I want that wheel!!
re: Ebay Etiquette?treebound
Jan 14, 2004 12:32 PM
If you want it then bid on it, that's the whole concept of an auction. Is it fair to the seller to not bid on it if you want it? Sort of like walking down the condements section of a grocery store and seeing one last jar of mayonaise that is on your shopping list and wondering if it's okay to buy it in case someone else wants it.

And post the auction number so we can see what you found. ;)

I'm not personally so hot on the sniper software, but that's life and there's ways to play with them too. Just bid the max you're willing to pay and let the cards fall where they may.
what a freakmohair_chair
Jan 14, 2004 1:21 PM
As long as you are playing by the spirit and letter of the rules, there can be no dishonor in making a bid. The auction runs for a certain period of time. Anyone who wishes to bid can do so without dishonor within that time.

Whoever wrote that sounds like a real pansy who probably has a "kick me" sign on his back. Why he equates an overwhelming and wildly misplaced sense of empathy with honor is a mystery to me. The mere act of bidding does not "take away an item that someone else expected to win." It may, in fact, trigger an automatic counter bid that trumps his own.

Furthermore, by not bidding on an item he wants and would normally bid on, he is cheating himself and the seller, who would get a greater price. How this serves the cause of honor is beyond me. Losing for the sake of losing has got to be one of the most dishonorable things you can do.

Get the wheel!
Sounds like someone who's "expectations" have been dashed. . .czardonic
Jan 14, 2004 1:35 PM
. . .by some unscrupulous bidder who doesn't understand that auctions work on a "first come, first serve" basis.
re: Ebay Etiquette?jtolleson
Jan 14, 2004 2:41 PM
A bizarre sentiment to be sure. If the timing of bids was to be driven by honor, then what about the flipside? A seller gets to pick the auction length, and isn't he entitled to folks bidding until expiration? Isn't he entitled to the full price the market will bear? Of course.

As others noted, a serious buyer should have bid enough that it will proxy bid up to his tolerance point anyway... so he's really only "out" the goods if he didn't bid high enough to reflect the true market (ie., the value in the eyes of his would-be competitors).

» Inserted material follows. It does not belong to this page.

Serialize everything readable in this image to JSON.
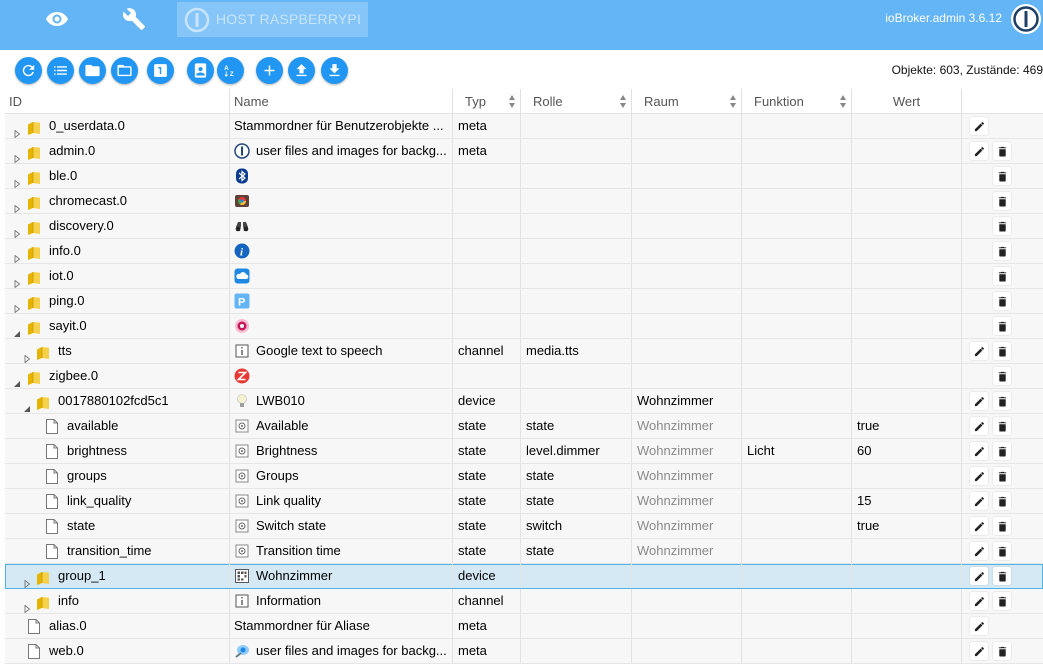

If the goal is to always enable the buyer to get the cheapest price, then I suppose no one should be after the initial bid. And where's the sense in that?

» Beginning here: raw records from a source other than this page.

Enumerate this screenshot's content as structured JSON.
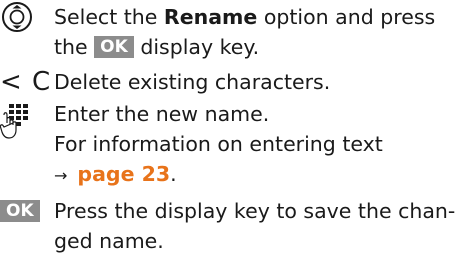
{
  "steps": [
    {
      "icon": "navigation-control-icon",
      "lines": [
        "Select the ",
        "Rename",
        " option and press",
        "the ",
        "OK",
        " display key."
      ]
    },
    {
      "icon_text": "< C",
      "text": "Delete existing characters."
    },
    {
      "icon": "keypad-icon",
      "line1": "Enter the new name.",
      "line2": "For information on entering text",
      "link_arrow": "→",
      "link_text": "page 23",
      "link_after": "."
    },
    {
      "key_label": "OK",
      "line1": "Press the display key to save the chan-",
      "line2": "ged name."
    }
  ]
}
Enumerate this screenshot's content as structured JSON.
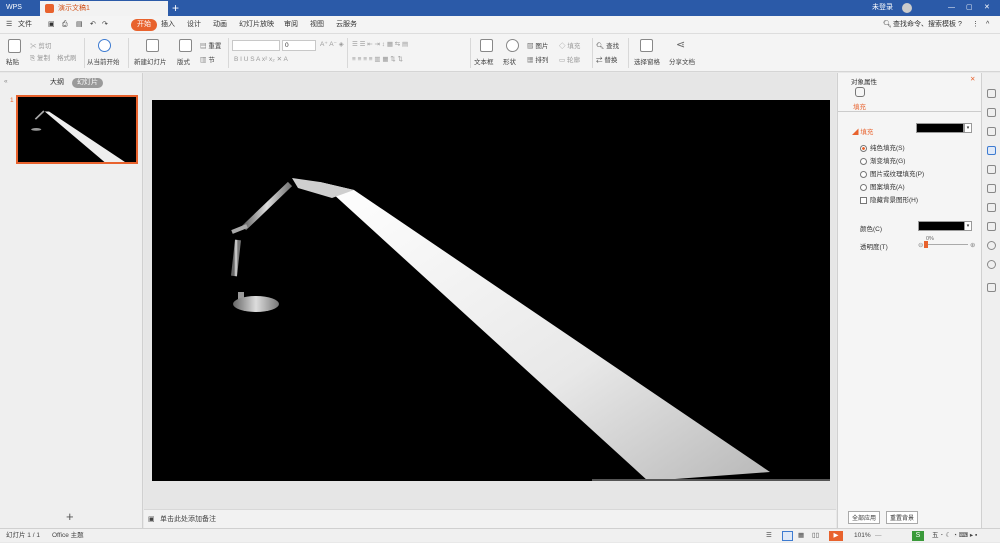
{
  "titlebar": {
    "app": "WPS",
    "doc_tab": "演示文稿1",
    "add": "+",
    "login": "未登录"
  },
  "menu": {
    "items": [
      "开始",
      "插入",
      "设计",
      "动画",
      "幻灯片放映",
      "审阅",
      "视图",
      "云服务"
    ],
    "file": "文件",
    "search": "查找命令、搜索模板",
    "help": "?"
  },
  "ribbon": {
    "paste": "粘贴",
    "cut": "剪切",
    "copy": "复制",
    "format_painter": "格式刷",
    "from_start": "从当前开始",
    "new_slide": "新建幻灯片",
    "layout": "版式",
    "reset": "重置",
    "section": "节",
    "font_size": "0",
    "text_box": "文本框",
    "shape": "形状",
    "picture": "图片",
    "fill": "填充",
    "arrange": "排列",
    "outline": "轮廓",
    "find": "查找",
    "replace": "替换",
    "select_pane": "选择窗格",
    "share": "分享文档"
  },
  "left_panel": {
    "tab_outline": "大纲",
    "tab_slides": "幻灯片",
    "slide_number": "1",
    "add": "+"
  },
  "notes": {
    "placeholder": "单击此处添加备注"
  },
  "right_panel": {
    "title": "对象属性",
    "tab_fill": "填充",
    "section_fill": "填充",
    "options": [
      "纯色填充(S)",
      "渐变填充(G)",
      "图片或纹理填充(P)",
      "图案填充(A)"
    ],
    "hide_bg": "隐藏背景图形(H)",
    "color_label": "颜色(C)",
    "transparency_label": "透明度(T)",
    "transparency_value": "0%",
    "apply_all": "全部应用",
    "reset_bg": "重置背景"
  },
  "status": {
    "slide_info": "幻灯片 1 / 1",
    "theme": "Office 主题",
    "zoom": "101%"
  }
}
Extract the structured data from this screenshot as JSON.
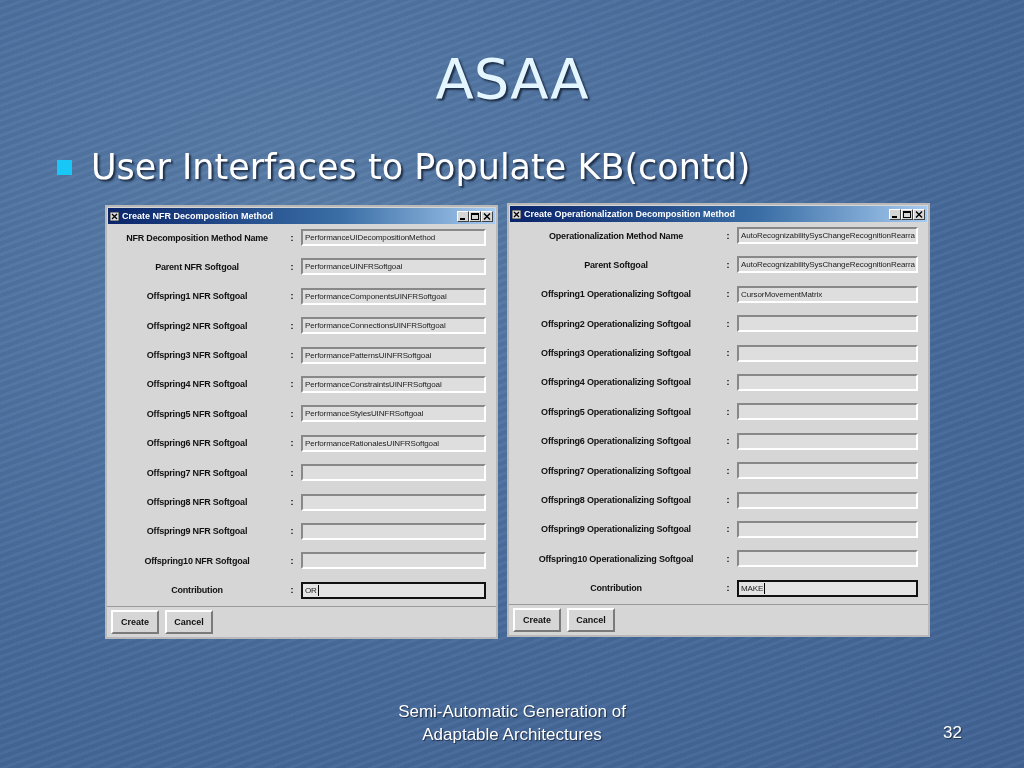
{
  "slide": {
    "title": "ASAA",
    "bullets": [
      {
        "text": "User Interfaces to Populate KB(contd)"
      }
    ],
    "windows": [
      {
        "title": "Create NFR Decomposition Method",
        "fields": [
          {
            "label": "NFR Decomposition Method Name",
            "colon": ":",
            "value": "PerformanceUIDecompositionMethod",
            "focused": false
          },
          {
            "label": "Parent NFR Softgoal",
            "colon": ":",
            "value": "PerformanceUINFRSoftgoal",
            "focused": false
          },
          {
            "label": "Offspring1 NFR Softgoal",
            "colon": ":",
            "value": "PerformanceComponentsUINFRSoftgoal",
            "focused": false
          },
          {
            "label": "Offspring2 NFR Softgoal",
            "colon": ":",
            "value": "PerformanceConnectionsUINFRSoftgoal",
            "focused": false
          },
          {
            "label": "Offspring3 NFR Softgoal",
            "colon": ":",
            "value": "PerformancePatternsUINFRSoftgoal",
            "focused": false
          },
          {
            "label": "Offspring4 NFR Softgoal",
            "colon": ":",
            "value": "PerformanceConstraintsUINFRSoftgoal",
            "focused": false
          },
          {
            "label": "Offspring5 NFR Softgoal",
            "colon": ":",
            "value": "PerformanceStylesUINFRSoftgoal",
            "focused": false
          },
          {
            "label": "Offspring6 NFR Softgoal",
            "colon": ":",
            "value": "PerformanceRationalesUINFRSoftgoal",
            "focused": false
          },
          {
            "label": "Offspring7 NFR Softgoal",
            "colon": ":",
            "focused": false
          },
          {
            "label": "Offspring8 NFR Softgoal",
            "colon": ":",
            "focused": false
          },
          {
            "label": "Offspring9 NFR Softgoal",
            "colon": ":",
            "focused": false
          },
          {
            "label": "Offspring10 NFR Softgoal",
            "colon": ":",
            "focused": false
          },
          {
            "label": "Contribution",
            "colon": ":",
            "value": "OR",
            "focused": true
          }
        ],
        "buttons": [
          "Create",
          "Cancel"
        ]
      },
      {
        "title": "Create Operationalization Decomposition Method",
        "fields": [
          {
            "label": "Operationalization Method Name",
            "colon": ":",
            "value": "AutoRecognizabilitySysChangeRecognitionRearra",
            "focused": false
          },
          {
            "label": "Parent Softgoal",
            "colon": ":",
            "value": "AutoRecognizabilitySysChangeRecognitionRearra",
            "focused": false
          },
          {
            "label": "Offspring1 Operationalizing Softgoal",
            "colon": ":",
            "value": "CursorMovementMatrix",
            "focused": false
          },
          {
            "label": "Offspring2 Operationalizing Softgoal",
            "colon": ":",
            "focused": false
          },
          {
            "label": "Offspring3 Operationalizing Softgoal",
            "colon": ":",
            "focused": false
          },
          {
            "label": "Offspring4 Operationalizing Softgoal",
            "colon": ":",
            "focused": false
          },
          {
            "label": "Offspring5 Operationalizing Softgoal",
            "colon": ":",
            "focused": false
          },
          {
            "label": "Offspring6 Operationalizing Softgoal",
            "colon": ":",
            "focused": false
          },
          {
            "label": "Offspring7 Operationalizing Softgoal",
            "colon": ":",
            "focused": false
          },
          {
            "label": "Offspring8 Operationalizing Softgoal",
            "colon": ":",
            "focused": false
          },
          {
            "label": "Offspring9 Operationalizing Softgoal",
            "colon": ":",
            "focused": false
          },
          {
            "label": "Offspring10 Operationalizing Softgoal",
            "colon": ":",
            "focused": false
          },
          {
            "label": "Contribution",
            "colon": ":",
            "value": "MAKE",
            "focused": true
          }
        ],
        "buttons": [
          "Create",
          "Cancel"
        ]
      }
    ],
    "footer": {
      "text": "Semi-Automatic Generation of\nAdaptable Architectures",
      "page_number": "32"
    }
  }
}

Bid away and enjoy.
What dumb@$$Dave_Stohler
Jan 14, 2004 11:03 PM
If you win, I'll bet he'll be a pain to deal with, too.
Put the shoe on the other footStarliner
Jan 14, 2004 11:35 PM
Say you are a seller - do you want honorable bidders of the sort you mentioned? You want people to fall over each other bidding for what you're selling!